**Brief:** Where the word "this" appears in a line of the entries below, count that line and give the total alone.

**Working data:**

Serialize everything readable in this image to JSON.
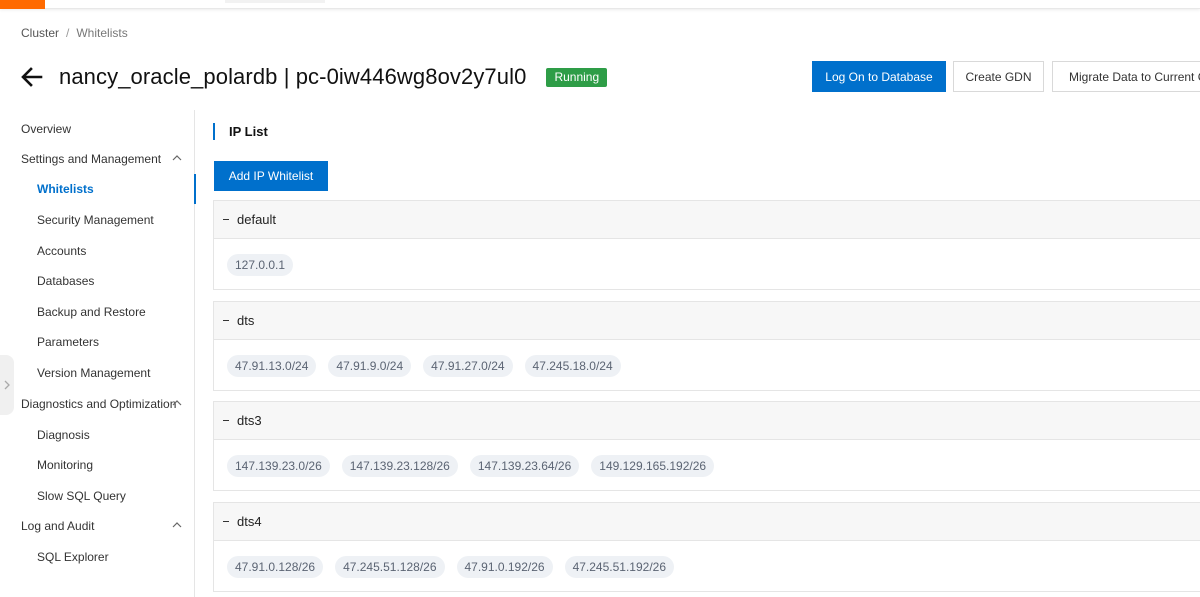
{
  "breadcrumb": {
    "items": [
      "Cluster",
      "Whitelists"
    ],
    "separator": "/"
  },
  "header": {
    "title": "nancy_oracle_polardb | pc-0iw446wg8ov2y7ul0",
    "status": "Running"
  },
  "actions": {
    "logon": "Log On to Database",
    "gdn": "Create GDN",
    "migrate": "Migrate Data to Current C"
  },
  "sidebar": {
    "overview": "Overview",
    "settings": "Settings and Management",
    "whitelists": "Whitelists",
    "security": "Security Management",
    "accounts": "Accounts",
    "databases": "Databases",
    "backup": "Backup and Restore",
    "parameters": "Parameters",
    "version": "Version Management",
    "diagnostics": "Diagnostics and Optimization",
    "diagnosis": "Diagnosis",
    "monitoring": "Monitoring",
    "slowsql": "Slow SQL Query",
    "logaudit": "Log and Audit",
    "sqlexplorer": "SQL Explorer"
  },
  "main": {
    "section_title": "IP List",
    "add_button": "Add IP Whitelist",
    "groups": [
      {
        "name": "default",
        "ips": [
          "127.0.0.1"
        ]
      },
      {
        "name": "dts",
        "ips": [
          "47.91.13.0/24",
          "47.91.9.0/24",
          "47.91.27.0/24",
          "47.245.18.0/24"
        ]
      },
      {
        "name": "dts3",
        "ips": [
          "147.139.23.0/26",
          "147.139.23.128/26",
          "147.139.23.64/26",
          "149.129.165.192/26"
        ]
      },
      {
        "name": "dts4",
        "ips": [
          "47.91.0.128/26",
          "47.245.51.128/26",
          "47.91.0.192/26",
          "47.245.51.192/26"
        ]
      }
    ]
  },
  "colors": {
    "brand": "#ff6a00",
    "primary": "#0070cc",
    "running": "#2e9d47"
  }
}
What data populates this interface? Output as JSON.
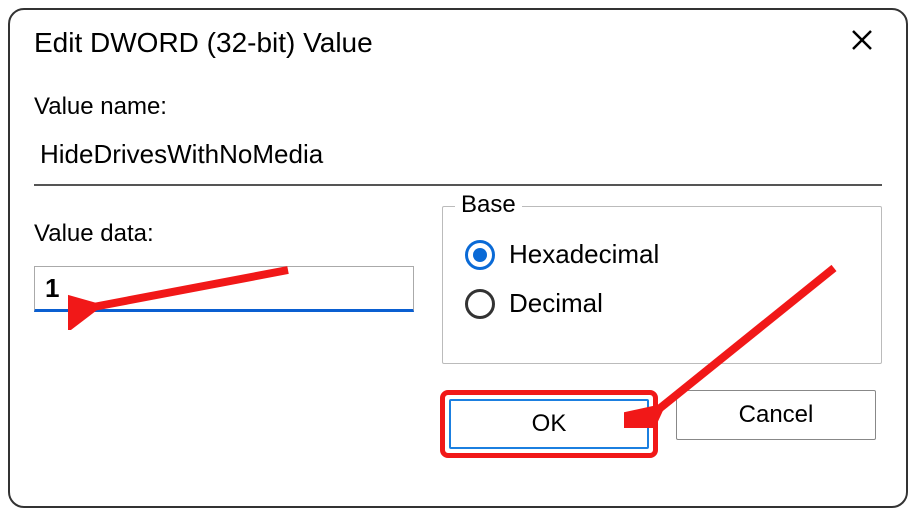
{
  "dialog": {
    "title": "Edit DWORD (32-bit) Value",
    "value_name_label": "Value name:",
    "value_name": "HideDrivesWithNoMedia",
    "value_data_label": "Value data:",
    "value_data": "1",
    "base": {
      "legend": "Base",
      "options": {
        "hex": "Hexadecimal",
        "dec": "Decimal"
      },
      "selected": "hex"
    },
    "buttons": {
      "ok": "OK",
      "cancel": "Cancel"
    }
  }
}
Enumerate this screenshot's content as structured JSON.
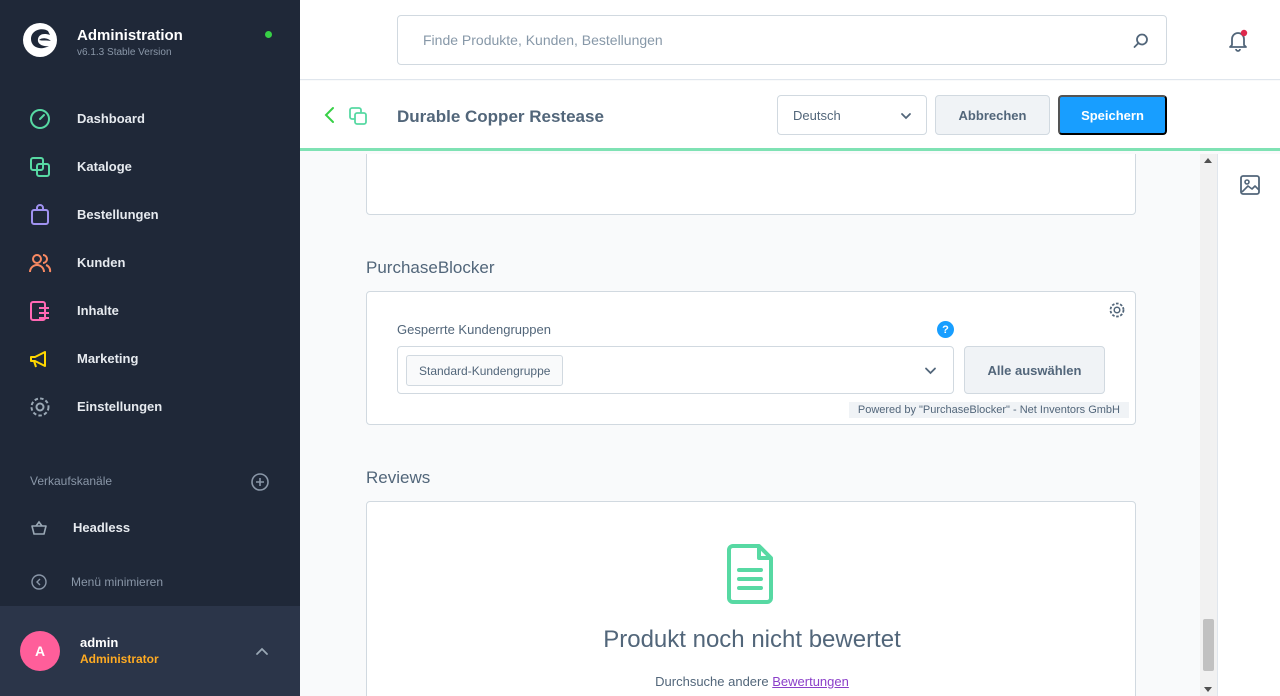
{
  "brand": {
    "title": "Administration",
    "version": "v6.1.3 Stable Version",
    "status_color": "#37d046"
  },
  "nav": [
    {
      "label": "Dashboard",
      "icon": "dashboard-icon",
      "color": "#57d9a3"
    },
    {
      "label": "Kataloge",
      "icon": "catalog-icon",
      "color": "#57d9a3"
    },
    {
      "label": "Bestellungen",
      "icon": "orders-icon",
      "color": "#a092f0"
    },
    {
      "label": "Kunden",
      "icon": "customers-icon",
      "color": "#f88962"
    },
    {
      "label": "Inhalte",
      "icon": "content-icon",
      "color": "#ff68b4"
    },
    {
      "label": "Marketing",
      "icon": "marketing-icon",
      "color": "#ffd700"
    },
    {
      "label": "Einstellungen",
      "icon": "settings-icon",
      "color": "#9aa8b5"
    }
  ],
  "sales_channels": {
    "label": "Verkaufskanäle",
    "items": [
      {
        "label": "Headless",
        "icon": "basket-icon"
      }
    ]
  },
  "minimize_label": "Menü minimieren",
  "user": {
    "initial": "A",
    "name": "admin",
    "role": "Administrator"
  },
  "search": {
    "placeholder": "Finde Produkte, Kunden, Bestellungen"
  },
  "smartbar": {
    "title": "Durable Copper Restease",
    "language": "Deutsch",
    "cancel_label": "Abbrechen",
    "save_label": "Speichern"
  },
  "purchase_blocker": {
    "title": "PurchaseBlocker",
    "field_label": "Gesperrte Kundengruppen",
    "help": "?",
    "selected_tag": "Standard-Kundengruppe",
    "select_all_label": "Alle auswählen",
    "powered_by": "Powered by \"PurchaseBlocker\" - Net Inventors GmbH"
  },
  "reviews": {
    "title": "Reviews",
    "empty_title": "Produkt noch nicht bewertet",
    "empty_sub_prefix": "Durchsuche andere",
    "empty_sub_link": "Bewertungen"
  },
  "colors": {
    "sidebar_bg": "#1f2838",
    "accent": "#189eff",
    "smartbar_border": "#7fe2b4",
    "avatar": "#ff5e9a",
    "role": "#ffab22",
    "notification_dot": "#de294c",
    "empty_icon": "#57d9a3"
  }
}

**Written solution:** 3